■ Your goal
In the entries below, find the string "accent" and return each line holding it.

(Stored data entries)
▬▬▬▬▬▬▬▬▬▬

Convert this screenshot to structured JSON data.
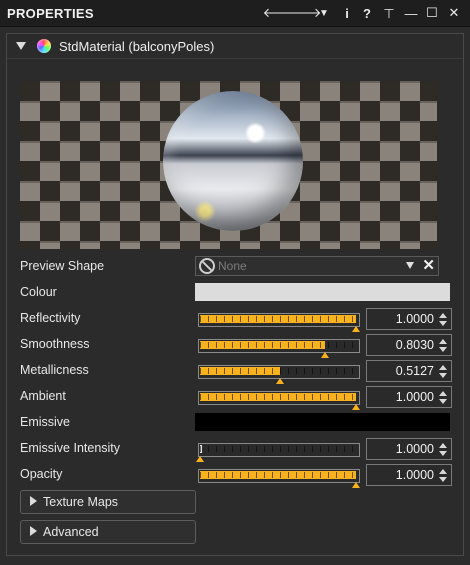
{
  "titlebar": {
    "title": "PROPERTIES",
    "buttons": [
      "back",
      "forward",
      "menu",
      "info",
      "help",
      "pin",
      "minimize",
      "maximize",
      "close"
    ],
    "glyphs": [
      "🡐",
      "🡒",
      "▼",
      "i",
      "?",
      "⊥",
      "—",
      "☐",
      "✕"
    ]
  },
  "material": {
    "name": "StdMaterial (balconyPoles)"
  },
  "properties": {
    "preview_shape": {
      "label": "Preview Shape",
      "value": "None"
    },
    "colour": {
      "label": "Colour",
      "color": "#dcdcdc"
    },
    "reflectivity": {
      "label": "Reflectivity",
      "value": "1.0000",
      "level": 1.0
    },
    "smoothness": {
      "label": "Smoothness",
      "value": "0.8030",
      "level": 0.803
    },
    "metallicness": {
      "label": "Metallicness",
      "value": "0.5127",
      "level": 0.5127
    },
    "ambient": {
      "label": "Ambient",
      "value": "1.0000",
      "level": 1.0
    },
    "emissive": {
      "label": "Emissive",
      "color": "#000000"
    },
    "emissive_intensity": {
      "label": "Emissive Intensity",
      "value": "1.0000",
      "level": 0.0
    },
    "opacity": {
      "label": "Opacity",
      "value": "1.0000",
      "level": 1.0
    }
  },
  "sections": {
    "texture_maps": "Texture Maps",
    "advanced": "Advanced"
  },
  "colors": {
    "accent": "#f7b21e",
    "background": "#2b2b2b"
  }
}
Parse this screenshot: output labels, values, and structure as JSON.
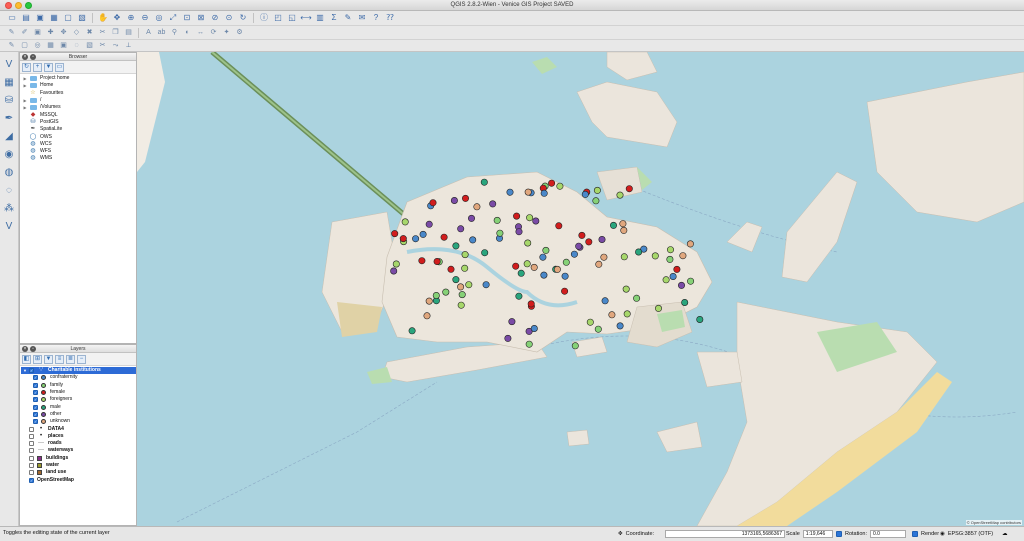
{
  "window": {
    "title": "QGIS 2.8.2-Wien - Venice GIS Project SAVED"
  },
  "toolbar_icons": [
    "new-project-icon",
    "open-project-icon",
    "save-project-icon",
    "save-as-icon",
    "print-composer-icon",
    "composer-manager-icon",
    "pan-icon",
    "pan-selection-icon",
    "zoom-in-icon",
    "zoom-out-icon",
    "zoom-actual-icon",
    "zoom-full-icon",
    "zoom-layer-icon",
    "zoom-selection-icon",
    "zoom-last-icon",
    "zoom-next-icon",
    "refresh-icon",
    "identify-icon",
    "select-icon",
    "deselect-icon",
    "measure-icon",
    "attribute-table-icon",
    "statistics-icon",
    "map-tips-icon",
    "annotation-icon",
    "help-icon",
    "whats-this-icon"
  ],
  "browser": {
    "title": "Browser",
    "items": [
      {
        "label": "Project home",
        "icon": "folder",
        "arrow": true
      },
      {
        "label": "Home",
        "icon": "folder",
        "arrow": true
      },
      {
        "label": "Favourites",
        "icon": "star",
        "arrow": false
      },
      {
        "label": "/",
        "icon": "folder",
        "arrow": true
      },
      {
        "label": "/Volumes",
        "icon": "folder",
        "arrow": true
      },
      {
        "label": "MSSQL",
        "icon": "db",
        "arrow": false
      },
      {
        "label": "PostGIS",
        "icon": "db",
        "arrow": false
      },
      {
        "label": "SpatiaLite",
        "icon": "db",
        "arrow": false
      },
      {
        "label": "OWS",
        "icon": "globe",
        "arrow": false
      },
      {
        "label": "WCS",
        "icon": "globe",
        "arrow": false
      },
      {
        "label": "WFS",
        "icon": "globe",
        "arrow": false
      },
      {
        "label": "WMS",
        "icon": "globe",
        "arrow": false
      }
    ]
  },
  "layers": {
    "title": "Layers",
    "group": {
      "label": "Charitable institutions",
      "checked": true
    },
    "categories": [
      {
        "label": "confraternity",
        "color": "#4a88c9",
        "checked": true
      },
      {
        "label": "family",
        "color": "#86d177",
        "checked": true
      },
      {
        "label": "female",
        "color": "#d11d1d",
        "checked": true
      },
      {
        "label": "foreigners",
        "color": "#a7d76b",
        "checked": true
      },
      {
        "label": "male",
        "color": "#2aa57d",
        "checked": true
      },
      {
        "label": "other",
        "color": "#7a4ba6",
        "checked": true
      },
      {
        "label": "unknown",
        "color": "#e0a77e",
        "checked": true
      }
    ],
    "others": [
      {
        "label": "DATA4",
        "symbol": "dot",
        "checked": false
      },
      {
        "label": "places",
        "symbol": "dot",
        "checked": false
      },
      {
        "label": "roads",
        "symbol": "line",
        "checked": false
      },
      {
        "label": "waterways",
        "symbol": "line",
        "checked": false
      },
      {
        "label": "buildings",
        "symbol": "fill",
        "color": "#8a2d8a",
        "checked": false
      },
      {
        "label": "water",
        "symbol": "fill",
        "color": "#9b9b2d",
        "checked": false
      },
      {
        "label": "land use",
        "symbol": "fill",
        "color": "#a26a2f",
        "checked": false
      },
      {
        "label": "OpenStreetMap",
        "symbol": "none",
        "checked": true
      }
    ]
  },
  "map": {
    "attribution": "© OpenStreetMap contributors"
  },
  "statusbar": {
    "message": "Toggles the editing state of the current layer",
    "coordinate_label": "Coordinate:",
    "coordinate_value": "1373165,5686367",
    "scale_label": "Scale",
    "scale_value": "1:19,646",
    "rotation_label": "Rotation:",
    "rotation_value": "0.0",
    "render_label": "Render",
    "crs": "EPSG:3857 (OTF)"
  }
}
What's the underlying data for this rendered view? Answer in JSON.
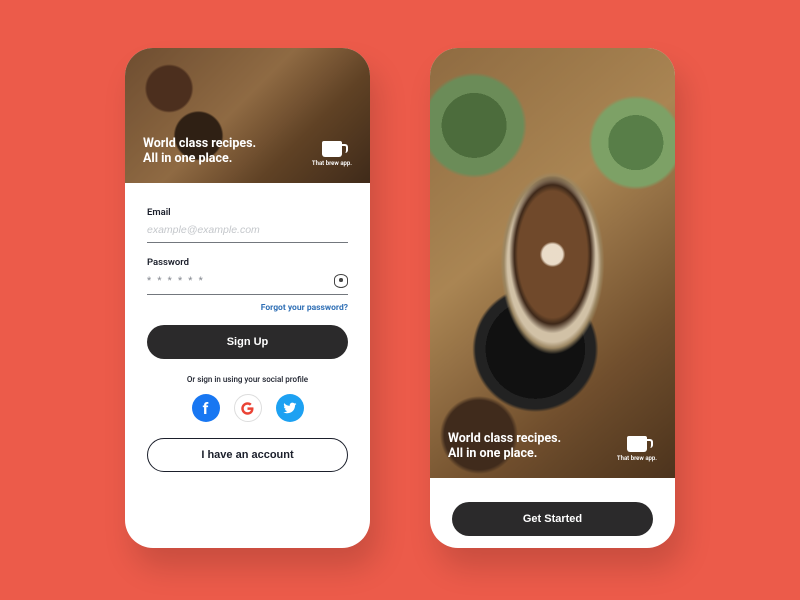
{
  "tagline_line1": "World class recipes.",
  "tagline_line2": "All in one place.",
  "brand_name": "That brew app.",
  "form": {
    "email_label": "Email",
    "email_placeholder": "example@example.com",
    "password_label": "Password",
    "password_mask": "* * * * * *",
    "forgot": "Forgot your password?",
    "signup_label": "Sign Up",
    "or_text": "Or sign in using your social profile",
    "have_account_label": "I have an account"
  },
  "onboard": {
    "get_started_label": "Get Started"
  },
  "socials": {
    "facebook": "f",
    "google": "G",
    "twitter": "twitter"
  }
}
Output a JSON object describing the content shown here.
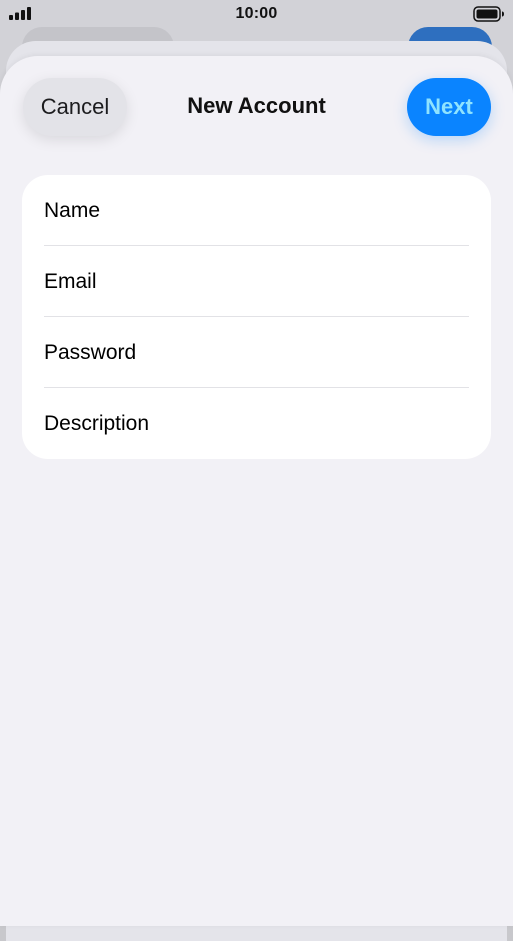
{
  "status_bar": {
    "time": "10:00",
    "signal_icon": "cellular-signal-icon",
    "battery_icon": "battery-full-icon"
  },
  "nav": {
    "cancel_label": "Cancel",
    "title": "New Account",
    "next_label": "Next"
  },
  "form": {
    "fields": [
      {
        "placeholder": "Name",
        "value": ""
      },
      {
        "placeholder": "Email",
        "value": ""
      },
      {
        "placeholder": "Password",
        "value": ""
      },
      {
        "placeholder": "Description",
        "value": ""
      }
    ]
  },
  "colors": {
    "accent": "#0a84ff",
    "next_text": "#8fe3ff",
    "sheet_background": "#f2f1f6",
    "card_background": "#ffffff"
  }
}
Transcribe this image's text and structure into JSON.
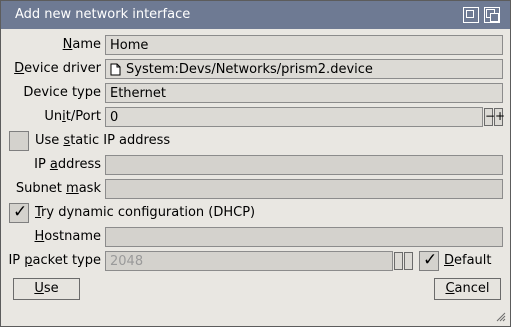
{
  "window": {
    "title": "Add new network interface"
  },
  "fields": {
    "name": {
      "label_pre": "",
      "label_u": "N",
      "label_post": "ame",
      "value": "Home"
    },
    "device_driver": {
      "label_pre": "",
      "label_u": "D",
      "label_post": "evice driver",
      "value": "System:Devs/Networks/prism2.device"
    },
    "device_type": {
      "label": "Device type",
      "value": "Ethernet"
    },
    "unit_port": {
      "label_pre": "Un",
      "label_u": "i",
      "label_post": "t/Port",
      "value": "0",
      "minus": "−",
      "plus": "+"
    },
    "static_ip": {
      "label_pre": "Use ",
      "label_u": "s",
      "label_post": "tatic IP address",
      "checked": false
    },
    "ip_address": {
      "label_pre": "IP ",
      "label_u": "a",
      "label_post": "ddress",
      "value": ""
    },
    "subnet_mask": {
      "label_pre": "Subnet ",
      "label_u": "m",
      "label_post": "ask",
      "value": ""
    },
    "dhcp": {
      "label_pre": "",
      "label_u": "T",
      "label_post": "ry dynamic configuration (DHCP)",
      "checked": true,
      "mark": "✓"
    },
    "hostname": {
      "label_pre": "",
      "label_u": "H",
      "label_post": "ostname",
      "value": ""
    },
    "ip_packet_type": {
      "label_pre": "IP ",
      "label_u": "p",
      "label_post": "acket type",
      "value": "2048"
    },
    "default_chk": {
      "label_pre": "",
      "label_u": "D",
      "label_post": "efault",
      "checked": true,
      "mark": "✓"
    }
  },
  "buttons": {
    "use": {
      "label_pre": "",
      "label_u": "U",
      "label_post": "se"
    },
    "cancel": {
      "label_pre": "",
      "label_u": "C",
      "label_post": "ancel"
    }
  },
  "colors": {
    "titlebar": "#6e7a93",
    "window_bg": "#e9e7e2",
    "field_bg": "#dcdad5"
  }
}
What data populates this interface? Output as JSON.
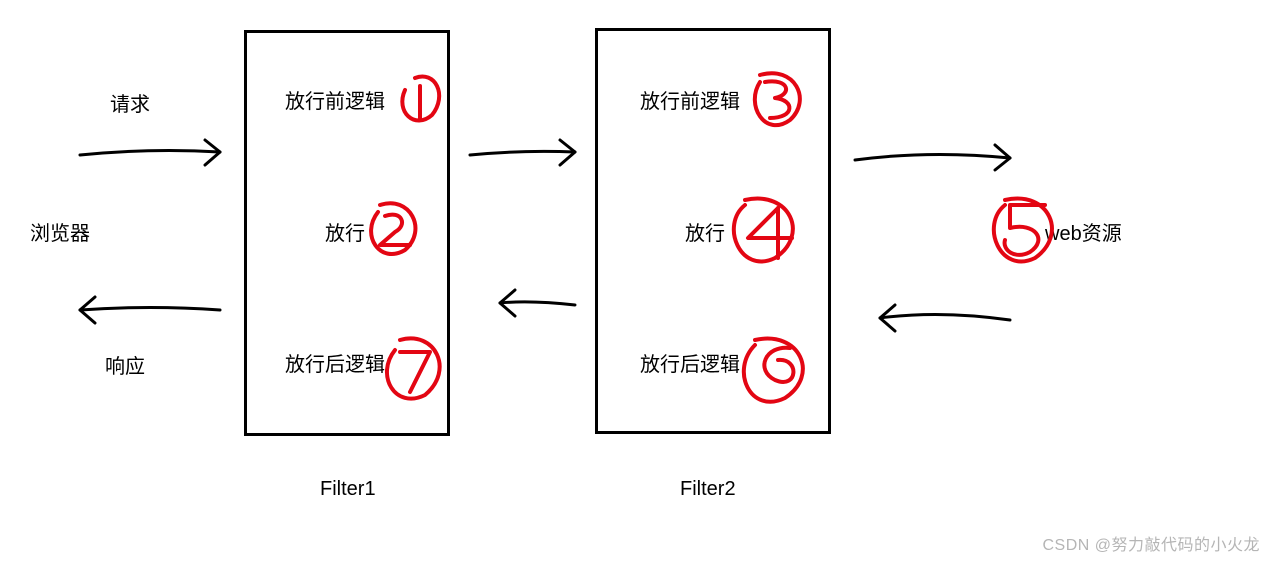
{
  "left": {
    "request": "请求",
    "browser": "浏览器",
    "response": "响应"
  },
  "filter1": {
    "pre": "放行前逻辑",
    "pass": "放行",
    "post": "放行后逻辑",
    "caption": "Filter1"
  },
  "filter2": {
    "pre": "放行前逻辑",
    "pass": "放行",
    "post": "放行后逻辑",
    "caption": "Filter2"
  },
  "right": {
    "web_resource": "web资源"
  },
  "annotations": {
    "n1": "1",
    "n2": "2",
    "n3": "3",
    "n4": "4",
    "n5": "5",
    "n6": "6",
    "n7": "7"
  },
  "watermark": "CSDN @努力敲代码的小火龙"
}
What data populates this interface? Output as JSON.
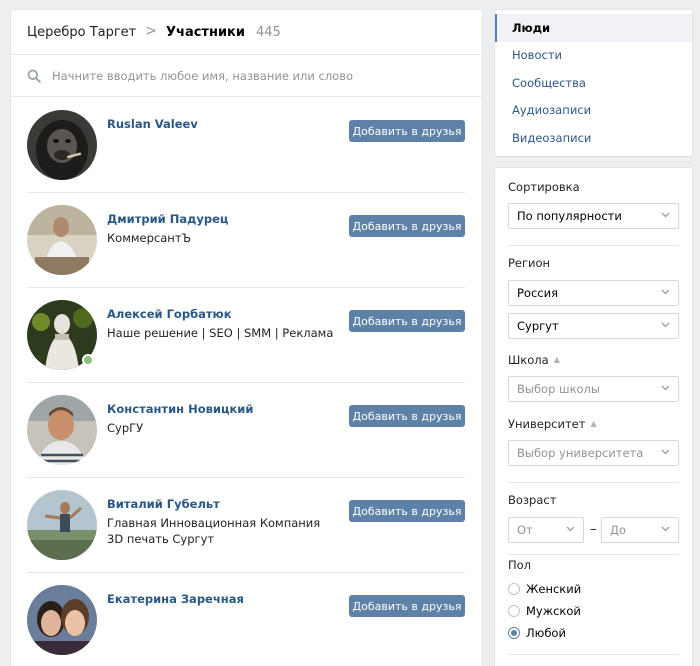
{
  "header": {
    "community": "Церебро Таргет",
    "separator": ">",
    "current": "Участники",
    "count": "445"
  },
  "search": {
    "placeholder": "Начните вводить любое имя, название или слово"
  },
  "add_friend_label": "Добавить в друзья",
  "members": [
    {
      "name": "Ruslan Valeev",
      "desc": "",
      "online": false
    },
    {
      "name": "Дмитрий Падурец",
      "desc": "КоммерсантЪ",
      "online": false
    },
    {
      "name": "Алексей Горбатюк",
      "desc": "Наше решение | SEO | SMM | Реклама",
      "online": true
    },
    {
      "name": "Константин Новицкий",
      "desc": "СурГУ",
      "online": false
    },
    {
      "name": "Виталий Губельт",
      "desc": "Главная Инновационная Компания 3D печать Сургут",
      "online": false
    },
    {
      "name": "Екатерина Заречная",
      "desc": "",
      "online": false
    }
  ],
  "side_menu": {
    "items": [
      "Люди",
      "Новости",
      "Сообщества",
      "Аудиозаписи",
      "Видеозаписи"
    ],
    "active_index": 0
  },
  "filters": {
    "sort_label": "Сортировка",
    "sort_value": "По популярности",
    "region_label": "Регион",
    "country_value": "Россия",
    "city_value": "Сургут",
    "school_label": "Школа",
    "school_placeholder": "Выбор школы",
    "university_label": "Университет",
    "university_placeholder": "Выбор университета",
    "age_label": "Возраст",
    "age_from": "От",
    "age_dash": "–",
    "age_to": "До",
    "gender_label": "Пол",
    "gender_options": [
      "Женский",
      "Мужской",
      "Любой"
    ],
    "gender_selected": 2
  },
  "colors": {
    "link": "#2a5885",
    "button": "#5e81a8",
    "online": "#8ac176",
    "background": "#edeef0"
  }
}
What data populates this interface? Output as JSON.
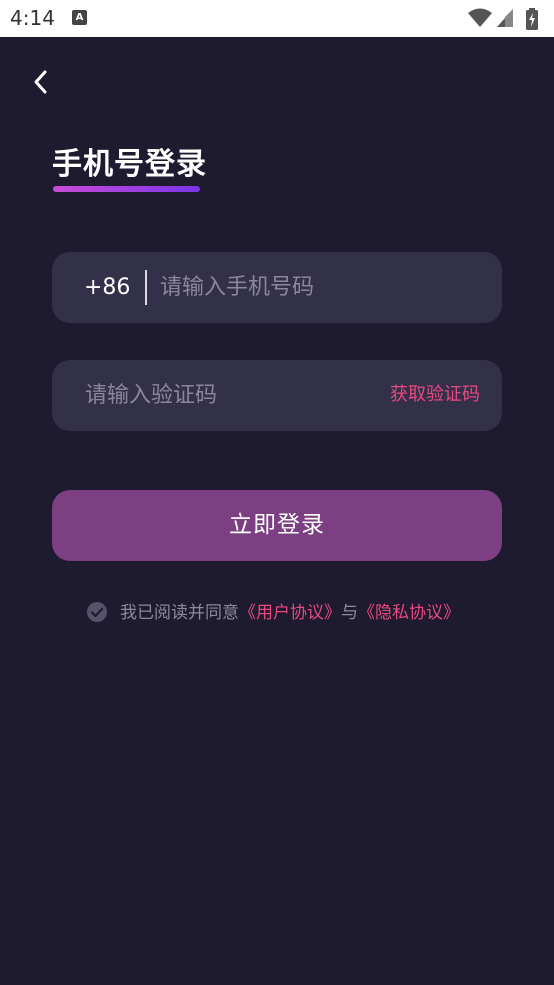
{
  "status_bar": {
    "time": "4:14",
    "notification_icon_letter": "A",
    "icons": [
      "wifi-icon",
      "signal-icon",
      "battery-icon"
    ]
  },
  "header": {
    "back_icon": "chevron-left-icon",
    "title": "手机号登录"
  },
  "phone_field": {
    "country_code": "+86",
    "placeholder": "请输入手机号码",
    "value": ""
  },
  "code_field": {
    "placeholder": "请输入验证码",
    "value": "",
    "get_code_label": "获取验证码"
  },
  "login_button": {
    "label": "立即登录"
  },
  "agreement": {
    "checked": true,
    "prefix": "我已阅读并同意",
    "user_agreement": "《用户协议》",
    "conjunction": "与",
    "privacy_policy": "《隐私协议》"
  },
  "colors": {
    "background": "#1e1a30",
    "field_background": "#33304a",
    "button_background": "#7c3f82",
    "accent": "#e8497e",
    "title_underline_start": "#c94bd8",
    "title_underline_end": "#7a35e8"
  }
}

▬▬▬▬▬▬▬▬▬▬

■ Exercise solution
    "accent": "#f7b21e",
    "accent": "#0a84ff",
    "accent": "#e8497e",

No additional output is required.